====== Data for review ======
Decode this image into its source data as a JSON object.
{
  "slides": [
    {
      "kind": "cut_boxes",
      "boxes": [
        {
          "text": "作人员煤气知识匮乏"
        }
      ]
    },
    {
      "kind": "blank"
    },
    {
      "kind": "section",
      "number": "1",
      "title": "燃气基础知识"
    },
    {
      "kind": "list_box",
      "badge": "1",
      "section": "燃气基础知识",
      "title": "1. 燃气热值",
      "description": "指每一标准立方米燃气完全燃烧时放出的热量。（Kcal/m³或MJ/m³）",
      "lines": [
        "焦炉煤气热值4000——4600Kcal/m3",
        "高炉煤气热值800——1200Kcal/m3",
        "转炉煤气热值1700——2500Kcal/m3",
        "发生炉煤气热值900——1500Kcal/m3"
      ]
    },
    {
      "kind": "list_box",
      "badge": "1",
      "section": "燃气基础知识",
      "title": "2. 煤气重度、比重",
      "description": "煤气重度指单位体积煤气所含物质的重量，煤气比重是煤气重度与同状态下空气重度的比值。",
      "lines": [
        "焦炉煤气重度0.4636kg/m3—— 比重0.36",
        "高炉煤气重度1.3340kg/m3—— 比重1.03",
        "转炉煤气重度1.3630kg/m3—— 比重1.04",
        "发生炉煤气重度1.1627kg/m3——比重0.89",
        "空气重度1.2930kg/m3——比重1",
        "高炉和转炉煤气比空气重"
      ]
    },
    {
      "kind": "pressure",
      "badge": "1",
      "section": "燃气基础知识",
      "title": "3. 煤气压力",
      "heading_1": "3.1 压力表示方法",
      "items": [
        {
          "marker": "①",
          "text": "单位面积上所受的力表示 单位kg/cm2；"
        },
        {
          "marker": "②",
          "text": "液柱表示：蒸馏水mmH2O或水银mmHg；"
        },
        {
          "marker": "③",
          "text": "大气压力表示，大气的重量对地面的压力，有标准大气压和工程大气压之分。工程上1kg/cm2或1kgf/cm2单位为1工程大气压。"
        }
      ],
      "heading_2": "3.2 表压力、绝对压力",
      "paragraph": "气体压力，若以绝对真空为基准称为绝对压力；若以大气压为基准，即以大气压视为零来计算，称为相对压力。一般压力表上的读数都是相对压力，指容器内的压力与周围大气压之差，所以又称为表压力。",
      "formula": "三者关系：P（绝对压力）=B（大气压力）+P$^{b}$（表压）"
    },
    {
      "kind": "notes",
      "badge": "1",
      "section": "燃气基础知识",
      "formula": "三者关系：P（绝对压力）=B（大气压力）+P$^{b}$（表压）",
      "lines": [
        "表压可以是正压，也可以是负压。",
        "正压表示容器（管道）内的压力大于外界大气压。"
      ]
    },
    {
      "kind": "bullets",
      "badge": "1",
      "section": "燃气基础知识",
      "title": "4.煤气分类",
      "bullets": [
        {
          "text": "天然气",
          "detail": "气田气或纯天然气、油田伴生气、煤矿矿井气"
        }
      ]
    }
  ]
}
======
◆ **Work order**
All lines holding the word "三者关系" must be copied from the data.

◆ **Result of this task**
      "formula": "三者关系：P（绝对压力）=B（大气压力）+P$^{b}$（表压）"
      "formula": "三者关系：P（绝对压力）=B（大气压力）+P$^{b}$（表压）",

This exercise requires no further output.